WHAT YOU WILL DO =
How many lines in these records hold the string "subtitle"? State only that number.

AVAILABLE RECORDS =
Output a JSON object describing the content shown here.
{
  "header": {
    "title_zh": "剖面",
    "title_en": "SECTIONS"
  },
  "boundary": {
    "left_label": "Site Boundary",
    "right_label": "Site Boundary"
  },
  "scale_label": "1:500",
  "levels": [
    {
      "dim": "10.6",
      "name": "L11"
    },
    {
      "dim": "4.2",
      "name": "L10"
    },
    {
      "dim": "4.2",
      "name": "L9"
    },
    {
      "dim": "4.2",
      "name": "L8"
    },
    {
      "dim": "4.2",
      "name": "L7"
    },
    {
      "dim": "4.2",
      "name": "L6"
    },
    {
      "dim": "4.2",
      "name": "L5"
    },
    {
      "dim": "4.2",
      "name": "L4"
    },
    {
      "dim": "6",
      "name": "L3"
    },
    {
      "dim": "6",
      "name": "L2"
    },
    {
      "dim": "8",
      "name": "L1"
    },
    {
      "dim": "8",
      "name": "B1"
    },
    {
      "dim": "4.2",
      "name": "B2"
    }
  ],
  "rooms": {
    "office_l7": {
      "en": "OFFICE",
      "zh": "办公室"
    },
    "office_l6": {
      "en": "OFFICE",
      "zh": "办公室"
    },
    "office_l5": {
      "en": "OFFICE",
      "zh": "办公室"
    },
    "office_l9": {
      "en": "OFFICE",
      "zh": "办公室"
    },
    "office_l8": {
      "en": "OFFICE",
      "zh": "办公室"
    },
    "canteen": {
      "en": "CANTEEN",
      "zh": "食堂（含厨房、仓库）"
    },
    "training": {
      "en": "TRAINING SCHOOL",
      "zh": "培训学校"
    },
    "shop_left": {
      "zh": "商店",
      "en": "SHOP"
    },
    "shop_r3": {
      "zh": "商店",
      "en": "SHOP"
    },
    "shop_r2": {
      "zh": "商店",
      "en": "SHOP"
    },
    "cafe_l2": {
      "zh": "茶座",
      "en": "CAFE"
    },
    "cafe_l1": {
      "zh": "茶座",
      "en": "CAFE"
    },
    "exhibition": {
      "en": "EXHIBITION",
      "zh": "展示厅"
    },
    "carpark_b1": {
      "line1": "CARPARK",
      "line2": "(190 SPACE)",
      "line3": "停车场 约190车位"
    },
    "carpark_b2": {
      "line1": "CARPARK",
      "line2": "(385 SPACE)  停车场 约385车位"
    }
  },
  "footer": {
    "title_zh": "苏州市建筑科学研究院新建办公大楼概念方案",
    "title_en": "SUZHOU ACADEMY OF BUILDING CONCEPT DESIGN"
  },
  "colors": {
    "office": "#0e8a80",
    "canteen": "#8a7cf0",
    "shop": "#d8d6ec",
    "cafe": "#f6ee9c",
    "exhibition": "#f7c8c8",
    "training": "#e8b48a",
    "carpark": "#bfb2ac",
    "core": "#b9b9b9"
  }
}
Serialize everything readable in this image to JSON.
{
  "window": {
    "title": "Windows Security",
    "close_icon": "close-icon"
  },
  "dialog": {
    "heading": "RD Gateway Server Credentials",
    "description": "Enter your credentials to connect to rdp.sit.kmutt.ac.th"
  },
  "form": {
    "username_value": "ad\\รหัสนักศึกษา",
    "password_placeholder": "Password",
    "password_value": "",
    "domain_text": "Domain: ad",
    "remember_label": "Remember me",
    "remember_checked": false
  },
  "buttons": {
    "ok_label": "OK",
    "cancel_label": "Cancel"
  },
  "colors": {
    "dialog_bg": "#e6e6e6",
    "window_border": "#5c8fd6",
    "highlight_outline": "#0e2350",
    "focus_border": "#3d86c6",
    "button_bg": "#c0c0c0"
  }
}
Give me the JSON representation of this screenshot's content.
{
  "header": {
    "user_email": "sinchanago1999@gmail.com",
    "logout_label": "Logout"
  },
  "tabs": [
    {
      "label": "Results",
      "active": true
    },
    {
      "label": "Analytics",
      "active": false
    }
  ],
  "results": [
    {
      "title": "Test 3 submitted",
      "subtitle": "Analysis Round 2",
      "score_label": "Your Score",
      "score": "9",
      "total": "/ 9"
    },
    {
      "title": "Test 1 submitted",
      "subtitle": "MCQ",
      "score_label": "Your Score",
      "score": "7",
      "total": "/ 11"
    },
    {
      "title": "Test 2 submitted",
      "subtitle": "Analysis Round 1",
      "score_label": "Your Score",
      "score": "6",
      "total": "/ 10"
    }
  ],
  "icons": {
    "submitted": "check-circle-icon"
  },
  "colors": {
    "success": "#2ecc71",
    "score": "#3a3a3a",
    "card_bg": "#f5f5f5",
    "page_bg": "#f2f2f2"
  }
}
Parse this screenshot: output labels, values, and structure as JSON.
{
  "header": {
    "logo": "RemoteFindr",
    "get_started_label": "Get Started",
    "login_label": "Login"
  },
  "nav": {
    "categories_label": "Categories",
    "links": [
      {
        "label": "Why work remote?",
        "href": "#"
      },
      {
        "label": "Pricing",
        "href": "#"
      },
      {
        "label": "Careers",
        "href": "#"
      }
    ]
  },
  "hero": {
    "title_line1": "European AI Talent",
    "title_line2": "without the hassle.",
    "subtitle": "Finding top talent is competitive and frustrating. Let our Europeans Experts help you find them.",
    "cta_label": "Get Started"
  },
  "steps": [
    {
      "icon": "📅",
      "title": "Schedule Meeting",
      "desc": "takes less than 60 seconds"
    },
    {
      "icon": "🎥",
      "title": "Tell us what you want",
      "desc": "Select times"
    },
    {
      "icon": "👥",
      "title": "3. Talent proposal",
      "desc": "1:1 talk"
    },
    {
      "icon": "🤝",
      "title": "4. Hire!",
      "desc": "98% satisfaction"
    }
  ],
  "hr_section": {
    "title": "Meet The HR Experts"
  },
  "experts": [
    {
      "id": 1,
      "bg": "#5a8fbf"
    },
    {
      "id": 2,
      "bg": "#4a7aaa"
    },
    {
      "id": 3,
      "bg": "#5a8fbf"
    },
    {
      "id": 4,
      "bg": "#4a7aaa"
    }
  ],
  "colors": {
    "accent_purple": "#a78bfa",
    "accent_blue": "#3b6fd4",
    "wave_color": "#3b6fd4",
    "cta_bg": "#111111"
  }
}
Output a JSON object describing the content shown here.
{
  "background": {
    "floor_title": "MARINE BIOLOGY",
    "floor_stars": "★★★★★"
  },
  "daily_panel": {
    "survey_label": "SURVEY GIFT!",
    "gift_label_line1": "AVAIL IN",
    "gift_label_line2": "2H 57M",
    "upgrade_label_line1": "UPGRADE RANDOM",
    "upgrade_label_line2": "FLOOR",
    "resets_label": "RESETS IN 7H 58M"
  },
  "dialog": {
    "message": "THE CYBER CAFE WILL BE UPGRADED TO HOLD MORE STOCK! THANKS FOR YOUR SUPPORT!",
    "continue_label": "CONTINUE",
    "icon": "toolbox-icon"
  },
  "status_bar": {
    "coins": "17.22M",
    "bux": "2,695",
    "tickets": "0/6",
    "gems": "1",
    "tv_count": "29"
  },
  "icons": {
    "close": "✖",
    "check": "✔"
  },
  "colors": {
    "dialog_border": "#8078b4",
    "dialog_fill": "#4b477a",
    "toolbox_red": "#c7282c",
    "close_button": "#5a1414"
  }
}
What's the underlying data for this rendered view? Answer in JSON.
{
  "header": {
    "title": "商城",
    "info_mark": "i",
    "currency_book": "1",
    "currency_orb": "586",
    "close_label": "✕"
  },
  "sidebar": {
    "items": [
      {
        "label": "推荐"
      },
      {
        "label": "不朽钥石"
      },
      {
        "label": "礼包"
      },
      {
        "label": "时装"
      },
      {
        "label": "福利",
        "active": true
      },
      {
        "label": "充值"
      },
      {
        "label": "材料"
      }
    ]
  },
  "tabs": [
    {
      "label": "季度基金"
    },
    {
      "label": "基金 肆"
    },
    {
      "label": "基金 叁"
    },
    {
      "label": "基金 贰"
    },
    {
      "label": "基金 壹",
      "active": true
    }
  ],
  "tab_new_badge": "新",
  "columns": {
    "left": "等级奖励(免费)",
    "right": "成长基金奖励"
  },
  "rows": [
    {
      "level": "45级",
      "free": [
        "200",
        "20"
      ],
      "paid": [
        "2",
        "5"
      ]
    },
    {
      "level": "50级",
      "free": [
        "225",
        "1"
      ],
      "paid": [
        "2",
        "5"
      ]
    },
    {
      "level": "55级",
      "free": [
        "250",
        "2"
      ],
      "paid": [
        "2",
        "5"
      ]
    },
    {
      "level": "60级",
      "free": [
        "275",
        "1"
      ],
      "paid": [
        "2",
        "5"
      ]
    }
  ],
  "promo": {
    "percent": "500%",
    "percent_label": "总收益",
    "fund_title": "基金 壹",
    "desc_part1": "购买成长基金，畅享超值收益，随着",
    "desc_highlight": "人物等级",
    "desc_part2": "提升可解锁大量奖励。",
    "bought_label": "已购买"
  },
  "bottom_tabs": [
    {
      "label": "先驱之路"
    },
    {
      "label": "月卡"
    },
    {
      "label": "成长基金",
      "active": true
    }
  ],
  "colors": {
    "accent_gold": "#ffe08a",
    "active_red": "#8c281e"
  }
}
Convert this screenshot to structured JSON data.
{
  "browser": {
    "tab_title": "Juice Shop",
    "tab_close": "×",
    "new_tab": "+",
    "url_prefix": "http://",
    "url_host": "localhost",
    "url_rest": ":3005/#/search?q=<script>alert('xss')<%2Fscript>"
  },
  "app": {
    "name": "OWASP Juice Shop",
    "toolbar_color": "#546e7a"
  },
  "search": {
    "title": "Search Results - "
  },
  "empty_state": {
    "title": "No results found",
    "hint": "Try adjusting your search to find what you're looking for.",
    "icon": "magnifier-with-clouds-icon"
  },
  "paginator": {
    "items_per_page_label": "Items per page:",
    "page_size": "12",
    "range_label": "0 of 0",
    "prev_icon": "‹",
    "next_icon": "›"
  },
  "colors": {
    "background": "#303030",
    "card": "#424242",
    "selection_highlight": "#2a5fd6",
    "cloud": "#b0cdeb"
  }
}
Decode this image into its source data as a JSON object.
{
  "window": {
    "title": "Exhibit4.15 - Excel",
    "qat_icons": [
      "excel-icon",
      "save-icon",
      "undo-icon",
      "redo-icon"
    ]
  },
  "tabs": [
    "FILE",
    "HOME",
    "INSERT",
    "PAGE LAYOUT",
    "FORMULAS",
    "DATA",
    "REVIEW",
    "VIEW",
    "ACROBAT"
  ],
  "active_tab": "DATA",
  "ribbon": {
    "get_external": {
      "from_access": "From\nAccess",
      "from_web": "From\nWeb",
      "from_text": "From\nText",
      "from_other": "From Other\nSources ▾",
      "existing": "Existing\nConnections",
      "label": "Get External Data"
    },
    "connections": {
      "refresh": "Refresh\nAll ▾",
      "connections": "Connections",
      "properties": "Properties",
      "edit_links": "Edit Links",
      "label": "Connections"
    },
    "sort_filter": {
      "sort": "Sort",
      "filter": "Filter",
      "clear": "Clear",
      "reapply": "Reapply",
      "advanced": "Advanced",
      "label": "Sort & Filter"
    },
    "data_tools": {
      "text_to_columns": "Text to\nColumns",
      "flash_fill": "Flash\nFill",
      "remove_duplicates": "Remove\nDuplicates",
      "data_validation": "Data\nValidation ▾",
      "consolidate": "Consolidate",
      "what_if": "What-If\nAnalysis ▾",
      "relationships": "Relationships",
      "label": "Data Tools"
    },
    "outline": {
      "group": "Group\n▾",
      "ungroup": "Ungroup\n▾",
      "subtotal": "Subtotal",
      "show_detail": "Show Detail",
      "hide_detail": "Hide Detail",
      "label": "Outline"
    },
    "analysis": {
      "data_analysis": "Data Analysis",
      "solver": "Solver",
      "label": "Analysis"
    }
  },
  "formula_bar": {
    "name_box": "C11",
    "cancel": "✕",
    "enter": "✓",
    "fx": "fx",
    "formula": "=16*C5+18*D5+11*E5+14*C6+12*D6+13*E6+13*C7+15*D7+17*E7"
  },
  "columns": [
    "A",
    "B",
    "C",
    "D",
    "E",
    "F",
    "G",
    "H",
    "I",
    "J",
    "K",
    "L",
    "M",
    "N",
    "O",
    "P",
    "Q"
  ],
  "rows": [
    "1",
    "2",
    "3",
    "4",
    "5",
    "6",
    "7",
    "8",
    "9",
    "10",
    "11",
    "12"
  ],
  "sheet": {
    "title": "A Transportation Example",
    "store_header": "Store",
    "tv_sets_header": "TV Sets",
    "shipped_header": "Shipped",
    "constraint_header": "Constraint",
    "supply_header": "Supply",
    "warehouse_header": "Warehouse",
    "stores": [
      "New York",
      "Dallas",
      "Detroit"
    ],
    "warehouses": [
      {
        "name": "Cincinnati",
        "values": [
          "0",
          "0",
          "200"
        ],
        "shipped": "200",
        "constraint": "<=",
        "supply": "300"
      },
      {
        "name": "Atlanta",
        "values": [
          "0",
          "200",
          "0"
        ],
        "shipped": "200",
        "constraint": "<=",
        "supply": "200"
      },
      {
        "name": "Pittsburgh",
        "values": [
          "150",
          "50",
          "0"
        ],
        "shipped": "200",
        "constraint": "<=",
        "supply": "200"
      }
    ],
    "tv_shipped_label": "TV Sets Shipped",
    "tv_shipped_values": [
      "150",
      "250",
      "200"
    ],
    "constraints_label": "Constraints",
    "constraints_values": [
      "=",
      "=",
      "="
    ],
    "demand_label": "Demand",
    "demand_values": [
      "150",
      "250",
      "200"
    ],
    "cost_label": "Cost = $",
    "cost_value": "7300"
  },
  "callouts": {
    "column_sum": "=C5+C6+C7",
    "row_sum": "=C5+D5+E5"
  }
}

REPLY TO THE EXERCISE =
4